While setting out to prescribe some high-level steps to make jail voting systems more accessible and smoother to operate, these recommendations also deal with the corrections system head-on, recognizing how the dehumanizing experiences endured by people in jail impacts their decisions about whether or not to vote. The report clarifies that acknowledging the humanity and dignity of people in jail – and meeting their basic needs – is a central component of jail voting advocacy.
Starting by outlining a set of basic interventions, the ACLU advises counties to forge closer relationships with nonpartisan voting rights organizations and permit them to register voters inside facilities and conduct voter education programs. These groups would also provide accurate information on voting and elections that eligible voters can take advantage of.
Another simple step officials are encouraged to take is to adopt the jail voting model currently being used in Eau Claire, which provides eligible voters with election dates, deadlines and opportunities to learn about voting issues via kiosks or other internet-enabled devices. Jails should supply access to or photocopies of proof of residence or a photo ID document and facilitate access to voter registration requests for absentee ballots, designating a jail social worker as the contact person to provide voting assistance.
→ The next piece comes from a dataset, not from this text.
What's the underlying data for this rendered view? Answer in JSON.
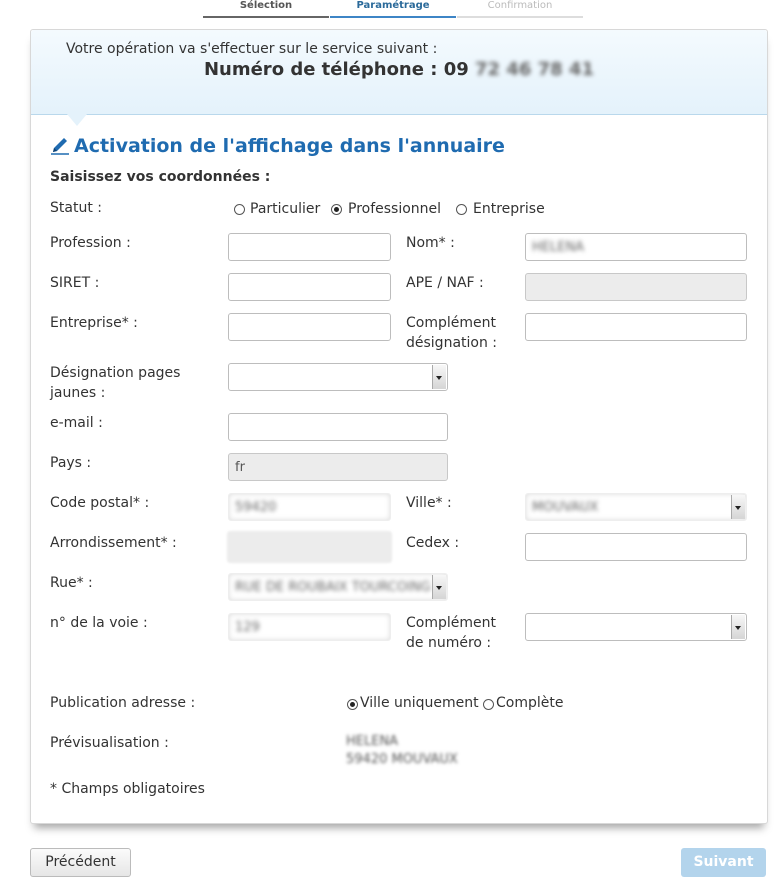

Once those practices have been implemented and eligible voters have the information and the means to vote, jail administrators and their community partners should begin reviewing the success of these efforts and look for areas for improvement. This process will entail regular audits of jail voting processes with measurable accountability benchmarks, subsequent consequences for underperformance, intentionally transparent public communication, and a willing and ongoing responsiveness to BIPOC, justice-impacted, and other affected communities.
The third and final set of recommendations underscores the importance of having various stakeholders – state and county officials, the Department of Corrections, and external community advocates – working together to ensure that every county in Wisconsin has legitimate jail voting policies, practices and procedures in place, stays committed to using them, and addresses their shortcomings in a diligent and public facing fashion. Fundamentally, this phase is about maintaining best practices, addressing lessons learned, and consistent visiting of these interrelated issues to address new challenges. This is a process without end, until and unless there are no more incarcerated Wisconsinites.
“If we care about democracy, we cannot allow a single eligible voter to be denied the right to vote,” said ACLU of WI Campaign and Advocacy Strategist James Stein. “We need to think broader here, think about why people in jail feel disconnected, think about why we are so furious with the system, and why we would ever want to participate in it. When I was incarcerated, I didn’t care about voting or even have it on my radar. I was worried about getting out, getting a job (with a record), and paying off my debt. When I didn’t have control of the bare minimum needs to survive, my civic duty took a backseat. It is past time for our leaders to do the right thing, grant voters in jail the rights they are entitled to, and give directly impacted people a seat at the table when improving the jail voting process.”
The ACLU of Wisconsin is holding a Community Conversation event – Voting Rights while Incarcerated – on December 1, 2022 to further discuss the findings of the reports. Find event information and registration here.